TASK REQUIREMENTS: The copy has to match the data exactly and leave out every picture.

SUPPLIED RECORDS:

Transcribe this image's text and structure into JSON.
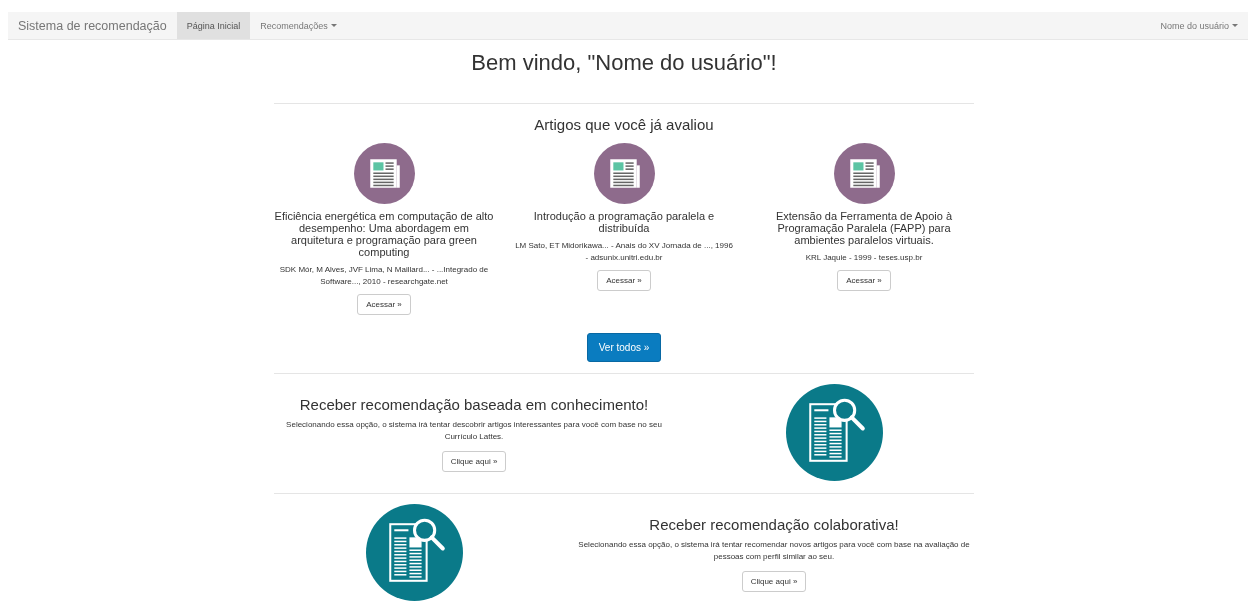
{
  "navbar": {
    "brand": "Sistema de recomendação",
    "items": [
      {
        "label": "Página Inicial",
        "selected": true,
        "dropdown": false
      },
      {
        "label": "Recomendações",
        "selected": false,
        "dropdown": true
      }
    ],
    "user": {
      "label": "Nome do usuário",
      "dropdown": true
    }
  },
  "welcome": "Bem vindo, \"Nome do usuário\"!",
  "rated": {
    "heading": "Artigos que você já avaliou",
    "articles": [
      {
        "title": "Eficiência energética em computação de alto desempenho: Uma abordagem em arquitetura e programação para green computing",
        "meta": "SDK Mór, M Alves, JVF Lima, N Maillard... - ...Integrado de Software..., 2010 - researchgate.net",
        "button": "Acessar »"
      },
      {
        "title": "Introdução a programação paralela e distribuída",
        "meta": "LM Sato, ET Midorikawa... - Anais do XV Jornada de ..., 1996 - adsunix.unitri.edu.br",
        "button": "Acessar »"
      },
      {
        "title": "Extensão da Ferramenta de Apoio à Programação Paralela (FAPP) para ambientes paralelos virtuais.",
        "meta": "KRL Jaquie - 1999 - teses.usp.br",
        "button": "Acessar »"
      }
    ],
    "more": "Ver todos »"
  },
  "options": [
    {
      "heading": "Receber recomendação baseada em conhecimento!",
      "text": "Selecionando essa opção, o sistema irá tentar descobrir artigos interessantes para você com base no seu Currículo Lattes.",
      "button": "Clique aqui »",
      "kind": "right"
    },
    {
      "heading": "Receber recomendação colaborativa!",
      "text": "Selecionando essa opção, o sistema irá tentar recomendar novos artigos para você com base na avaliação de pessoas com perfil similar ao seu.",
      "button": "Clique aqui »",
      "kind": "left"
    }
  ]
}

SOLUTION FOR THIS PROBLEM:
Transcribe this image's text and structure into JSON.
{
  "navbar": {
    "brand": "Sistema de recomendação",
    "items": [
      {
        "label": "Página Inicial",
        "selected": true,
        "dropdown": false
      },
      {
        "label": "Recomendações",
        "selected": false,
        "dropdown": true
      }
    ],
    "user": {
      "label": "Nome do usuário",
      "dropdown": true
    }
  },
  "welcome": "Bem vindo, \"Nome do usuário\"!",
  "rated": {
    "heading": "Artigos que você já avaliou",
    "articles": [
      {
        "title": "Eficiência energética em computação de alto desempenho: Uma abordagem em arquitetura e programação para green computing",
        "meta": "SDK Mór, M Alves, JVF Lima, N Maillard... - ...Integrado de Software..., 2010 - researchgate.net",
        "button": "Acessar »"
      },
      {
        "title": "Introdução a programação paralela e distribuída",
        "meta": "LM Sato, ET Midorikawa... - Anais do XV Jornada de ..., 1996 - adsunix.unitri.edu.br",
        "button": "Acessar »"
      },
      {
        "title": "Extensão da Ferramenta de Apoio à Programação Paralela (FAPP) para ambientes paralelos virtuais.",
        "meta": "KRL Jaquie - 1999 - teses.usp.br",
        "button": "Acessar »"
      }
    ],
    "more": "Ver todos »"
  },
  "options": [
    {
      "heading": "Receber recomendação baseada em conhecimento!",
      "text": "Selecionando essa opção, o sistema irá tentar descobrir artigos interessantes para você com base no seu Currículo Lattes.",
      "button": "Clique aqui »",
      "kind": "right"
    },
    {
      "heading": "Receber recomendação colaborativa!",
      "text": "Selecionando essa opção, o sistema irá tentar recomendar novos artigos para você com base na avaliação de pessoas com perfil similar ao seu.",
      "button": "Clique aqui »",
      "kind": "left"
    }
  ]
}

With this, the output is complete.